= Task description =
Find and copy each line of the records where the string "taiphat" shows up.

= Information provided =
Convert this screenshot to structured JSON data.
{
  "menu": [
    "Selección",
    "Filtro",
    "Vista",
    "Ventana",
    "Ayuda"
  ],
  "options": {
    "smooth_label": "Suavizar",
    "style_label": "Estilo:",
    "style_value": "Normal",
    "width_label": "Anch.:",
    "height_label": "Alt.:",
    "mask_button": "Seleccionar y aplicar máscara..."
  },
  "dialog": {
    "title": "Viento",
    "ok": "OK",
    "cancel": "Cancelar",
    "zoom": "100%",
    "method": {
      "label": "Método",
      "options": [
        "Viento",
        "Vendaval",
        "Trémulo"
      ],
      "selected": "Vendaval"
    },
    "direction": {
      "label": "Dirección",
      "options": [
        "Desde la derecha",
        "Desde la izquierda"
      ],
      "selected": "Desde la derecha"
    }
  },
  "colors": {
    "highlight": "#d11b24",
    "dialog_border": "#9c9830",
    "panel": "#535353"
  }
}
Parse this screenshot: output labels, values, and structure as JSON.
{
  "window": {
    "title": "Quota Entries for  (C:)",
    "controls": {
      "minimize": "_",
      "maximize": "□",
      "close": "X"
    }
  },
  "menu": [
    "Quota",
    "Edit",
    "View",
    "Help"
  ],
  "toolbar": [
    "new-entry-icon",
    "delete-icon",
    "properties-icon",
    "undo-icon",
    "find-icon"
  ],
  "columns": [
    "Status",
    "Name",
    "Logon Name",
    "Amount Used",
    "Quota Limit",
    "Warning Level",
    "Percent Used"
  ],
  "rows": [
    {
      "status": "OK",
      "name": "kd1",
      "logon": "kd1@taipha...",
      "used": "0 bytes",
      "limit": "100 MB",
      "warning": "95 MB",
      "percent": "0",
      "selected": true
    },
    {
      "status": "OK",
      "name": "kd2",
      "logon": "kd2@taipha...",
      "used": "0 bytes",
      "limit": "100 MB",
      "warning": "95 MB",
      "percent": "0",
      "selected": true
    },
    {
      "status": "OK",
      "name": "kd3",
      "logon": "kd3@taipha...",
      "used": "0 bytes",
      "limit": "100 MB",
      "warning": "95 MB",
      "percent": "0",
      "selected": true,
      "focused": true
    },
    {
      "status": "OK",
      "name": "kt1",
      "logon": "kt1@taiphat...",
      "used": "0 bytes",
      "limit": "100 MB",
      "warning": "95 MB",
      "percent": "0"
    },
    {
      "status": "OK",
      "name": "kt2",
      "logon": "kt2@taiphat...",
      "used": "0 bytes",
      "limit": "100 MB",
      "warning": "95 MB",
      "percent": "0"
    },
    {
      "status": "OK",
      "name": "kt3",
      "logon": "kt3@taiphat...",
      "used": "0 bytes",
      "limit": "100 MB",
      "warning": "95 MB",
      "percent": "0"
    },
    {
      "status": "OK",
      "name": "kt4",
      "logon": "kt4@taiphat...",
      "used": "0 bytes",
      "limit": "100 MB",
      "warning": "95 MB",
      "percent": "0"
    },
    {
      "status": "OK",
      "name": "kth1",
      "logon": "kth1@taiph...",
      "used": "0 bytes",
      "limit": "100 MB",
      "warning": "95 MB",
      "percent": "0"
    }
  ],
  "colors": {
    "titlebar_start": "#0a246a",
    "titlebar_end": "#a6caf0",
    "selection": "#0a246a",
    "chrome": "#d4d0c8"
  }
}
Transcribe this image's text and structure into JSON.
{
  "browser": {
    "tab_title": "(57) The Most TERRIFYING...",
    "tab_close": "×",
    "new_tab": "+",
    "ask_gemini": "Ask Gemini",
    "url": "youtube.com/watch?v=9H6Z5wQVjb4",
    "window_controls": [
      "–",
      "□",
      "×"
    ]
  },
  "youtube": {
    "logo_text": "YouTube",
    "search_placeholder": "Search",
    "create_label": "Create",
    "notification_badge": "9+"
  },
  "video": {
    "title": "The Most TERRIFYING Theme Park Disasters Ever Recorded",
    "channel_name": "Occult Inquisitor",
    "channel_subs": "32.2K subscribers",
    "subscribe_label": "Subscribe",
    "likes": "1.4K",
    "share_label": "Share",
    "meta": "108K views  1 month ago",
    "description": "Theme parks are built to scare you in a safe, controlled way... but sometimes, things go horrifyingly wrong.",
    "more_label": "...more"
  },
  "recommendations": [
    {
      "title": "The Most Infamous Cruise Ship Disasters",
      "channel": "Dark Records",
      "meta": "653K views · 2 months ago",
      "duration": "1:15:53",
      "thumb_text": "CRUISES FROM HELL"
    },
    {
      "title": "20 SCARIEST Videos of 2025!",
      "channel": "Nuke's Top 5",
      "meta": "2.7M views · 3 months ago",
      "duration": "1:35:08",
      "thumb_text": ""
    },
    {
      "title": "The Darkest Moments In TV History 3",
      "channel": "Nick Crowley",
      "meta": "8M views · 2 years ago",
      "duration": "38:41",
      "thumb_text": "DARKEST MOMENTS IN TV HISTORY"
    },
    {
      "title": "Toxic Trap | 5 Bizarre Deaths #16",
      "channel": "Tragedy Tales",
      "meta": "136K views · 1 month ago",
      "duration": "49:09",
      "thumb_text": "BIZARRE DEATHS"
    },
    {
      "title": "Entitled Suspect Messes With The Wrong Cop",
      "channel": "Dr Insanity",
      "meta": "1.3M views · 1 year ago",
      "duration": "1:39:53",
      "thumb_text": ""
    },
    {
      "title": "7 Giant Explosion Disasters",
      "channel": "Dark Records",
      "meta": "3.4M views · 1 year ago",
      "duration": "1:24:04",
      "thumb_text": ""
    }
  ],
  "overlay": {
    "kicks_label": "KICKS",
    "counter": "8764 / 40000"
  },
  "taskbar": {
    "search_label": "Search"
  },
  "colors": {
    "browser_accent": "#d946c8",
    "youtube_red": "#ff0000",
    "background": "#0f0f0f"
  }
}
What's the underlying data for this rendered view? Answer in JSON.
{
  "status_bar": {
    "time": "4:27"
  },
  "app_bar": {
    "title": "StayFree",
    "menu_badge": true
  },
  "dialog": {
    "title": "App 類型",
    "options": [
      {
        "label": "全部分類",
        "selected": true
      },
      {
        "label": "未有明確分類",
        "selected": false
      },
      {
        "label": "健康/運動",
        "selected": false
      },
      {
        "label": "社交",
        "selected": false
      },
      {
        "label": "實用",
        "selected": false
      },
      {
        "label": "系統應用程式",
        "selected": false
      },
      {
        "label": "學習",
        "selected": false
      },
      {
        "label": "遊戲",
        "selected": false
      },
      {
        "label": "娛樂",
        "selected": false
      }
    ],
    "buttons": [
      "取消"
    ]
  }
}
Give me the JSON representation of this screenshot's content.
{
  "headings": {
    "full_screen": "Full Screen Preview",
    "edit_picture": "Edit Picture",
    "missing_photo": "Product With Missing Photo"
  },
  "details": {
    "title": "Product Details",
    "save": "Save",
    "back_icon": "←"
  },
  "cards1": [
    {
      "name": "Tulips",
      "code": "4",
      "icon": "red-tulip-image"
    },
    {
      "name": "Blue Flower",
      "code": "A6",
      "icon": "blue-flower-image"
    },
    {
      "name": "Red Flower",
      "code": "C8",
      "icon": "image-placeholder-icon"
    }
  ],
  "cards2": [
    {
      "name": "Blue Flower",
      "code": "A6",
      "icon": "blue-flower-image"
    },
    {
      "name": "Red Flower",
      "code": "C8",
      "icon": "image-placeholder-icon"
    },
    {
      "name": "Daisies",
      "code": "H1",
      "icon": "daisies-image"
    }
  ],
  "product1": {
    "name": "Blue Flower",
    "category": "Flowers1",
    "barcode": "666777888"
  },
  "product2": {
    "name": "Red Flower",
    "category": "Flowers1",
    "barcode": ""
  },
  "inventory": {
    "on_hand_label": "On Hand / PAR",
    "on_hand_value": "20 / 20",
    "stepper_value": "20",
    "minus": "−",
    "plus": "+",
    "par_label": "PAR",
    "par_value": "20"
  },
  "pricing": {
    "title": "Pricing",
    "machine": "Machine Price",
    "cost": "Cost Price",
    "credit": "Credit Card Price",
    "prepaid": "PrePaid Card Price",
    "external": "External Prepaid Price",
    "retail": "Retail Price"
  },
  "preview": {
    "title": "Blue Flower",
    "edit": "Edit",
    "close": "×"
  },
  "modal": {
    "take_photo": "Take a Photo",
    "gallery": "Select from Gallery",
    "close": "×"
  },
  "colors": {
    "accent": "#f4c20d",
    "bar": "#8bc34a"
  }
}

= Solution to this task =
      "logon": "kt1@taiphat...",
      "logon": "kt2@taiphat...",
      "logon": "kt3@taiphat...",
      "logon": "kt4@taiphat...",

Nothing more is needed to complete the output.